Inaugural Holland Lecture Explores Race, Philanthropy, and Leadership
“Would Lorde, Chavez, or King receive a grant today?” On April 22, this question set the stage for the inaugural Thomas P. Holland lecture by Edgar Villanueva, an expert in race and philanthropy, activist, and author of the bestselling book Decolonizing Wealth.
Using a fireside chat format, with questions posed by Dr. Zoe Johnson, Villanueva invited his listeners to think about how race and colonialism have been forces in philanthropy. He underscored the top-down, White, expert-driven expectations of philanthropies and challenged us to find ways to build an Indigenous and Black-led philanthropic infrastructure.
When pressed by Johnson on whether Lorde, Chavez, or King could receive a grant today, Villanueva paused, and then replied “There’s a small chance, but probably not.” He continued “But we can change that” and discussed actions that can be taken, and that are being taken, to transform philanthropy.
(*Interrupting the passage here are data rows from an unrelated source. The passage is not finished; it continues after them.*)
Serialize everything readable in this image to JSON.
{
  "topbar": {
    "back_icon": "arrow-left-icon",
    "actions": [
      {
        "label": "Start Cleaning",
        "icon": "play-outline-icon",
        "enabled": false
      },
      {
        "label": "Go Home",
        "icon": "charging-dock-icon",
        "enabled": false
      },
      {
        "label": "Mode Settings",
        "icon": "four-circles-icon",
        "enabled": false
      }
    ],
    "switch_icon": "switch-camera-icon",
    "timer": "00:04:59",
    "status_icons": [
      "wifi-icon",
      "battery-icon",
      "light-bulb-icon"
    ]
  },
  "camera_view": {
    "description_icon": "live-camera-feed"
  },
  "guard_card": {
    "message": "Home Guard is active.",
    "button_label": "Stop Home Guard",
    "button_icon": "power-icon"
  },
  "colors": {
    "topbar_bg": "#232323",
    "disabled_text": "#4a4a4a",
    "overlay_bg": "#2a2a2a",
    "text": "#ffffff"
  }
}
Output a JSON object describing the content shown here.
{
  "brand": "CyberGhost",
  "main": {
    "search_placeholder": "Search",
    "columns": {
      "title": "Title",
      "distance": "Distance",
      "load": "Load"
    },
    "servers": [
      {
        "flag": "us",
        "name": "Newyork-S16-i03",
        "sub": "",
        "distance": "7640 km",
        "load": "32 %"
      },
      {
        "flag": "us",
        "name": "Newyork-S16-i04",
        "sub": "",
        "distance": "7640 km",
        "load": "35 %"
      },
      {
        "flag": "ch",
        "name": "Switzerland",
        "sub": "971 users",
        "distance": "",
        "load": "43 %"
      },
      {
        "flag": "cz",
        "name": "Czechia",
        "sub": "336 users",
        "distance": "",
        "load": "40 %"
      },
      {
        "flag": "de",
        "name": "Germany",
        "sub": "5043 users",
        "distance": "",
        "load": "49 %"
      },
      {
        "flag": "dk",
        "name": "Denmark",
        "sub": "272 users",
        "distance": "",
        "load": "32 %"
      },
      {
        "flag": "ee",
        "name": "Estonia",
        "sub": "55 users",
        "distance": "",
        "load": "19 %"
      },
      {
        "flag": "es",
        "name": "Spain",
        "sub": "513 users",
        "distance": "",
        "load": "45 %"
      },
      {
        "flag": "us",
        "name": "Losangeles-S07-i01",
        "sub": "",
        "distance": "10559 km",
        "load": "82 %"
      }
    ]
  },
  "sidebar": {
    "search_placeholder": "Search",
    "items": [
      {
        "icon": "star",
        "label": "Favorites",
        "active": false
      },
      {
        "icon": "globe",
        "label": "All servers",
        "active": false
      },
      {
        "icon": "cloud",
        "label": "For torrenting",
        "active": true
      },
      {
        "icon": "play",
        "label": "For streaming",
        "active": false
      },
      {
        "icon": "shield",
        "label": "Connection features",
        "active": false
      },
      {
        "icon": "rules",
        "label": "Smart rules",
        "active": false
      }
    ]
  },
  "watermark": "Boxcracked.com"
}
Villanueva invited participants to consider an Indigenous model for the healing that is necessary as a result of historical and systemic racism. “Money is medicine” he said “and it can be used to heal communities if we use it well.” He gave examples of foundations using a reparations participatory grant-making model and supporting leadership of those most impacted by racism. He offered listeners hope—hope that money can be used as medicine to heal and liberate, and that there are organizations already doing this work.
Johnson and Villanueva closed the conversation by talking about what we have learned through the pandemic. Villanueva talked about the spontaneous mutual aid groups that have been created, the new and nimble ways funds have been channeled to communities in need. He invited all to be part of a just and healing process in philanthropy and helping. Johnson ended the evening by quoting the last lines of Villaneuva’s book “Healing cannot occur unless everyone is part of the process. Let it begin.”
The Holland lecture is organized by the UGA School of Social Work Institute for Nonprofit Organizations and its director Tony Mallon. The lecture is named in honor of Dr. Thomas P. Holland, founder of the Institute and of the doctoral program at the School of Social Work. Holland was able to be present for the event, and the evening began with some words of introduction by Holland’s wife, Myra Blackmon, who spoke about Holland’s impact on the university and the field of nonprofit management and leadership. The School of Social Work is grateful to the Holland family, the Riverview Foundation, APRIES, and all friends and donors who made this lecture possible.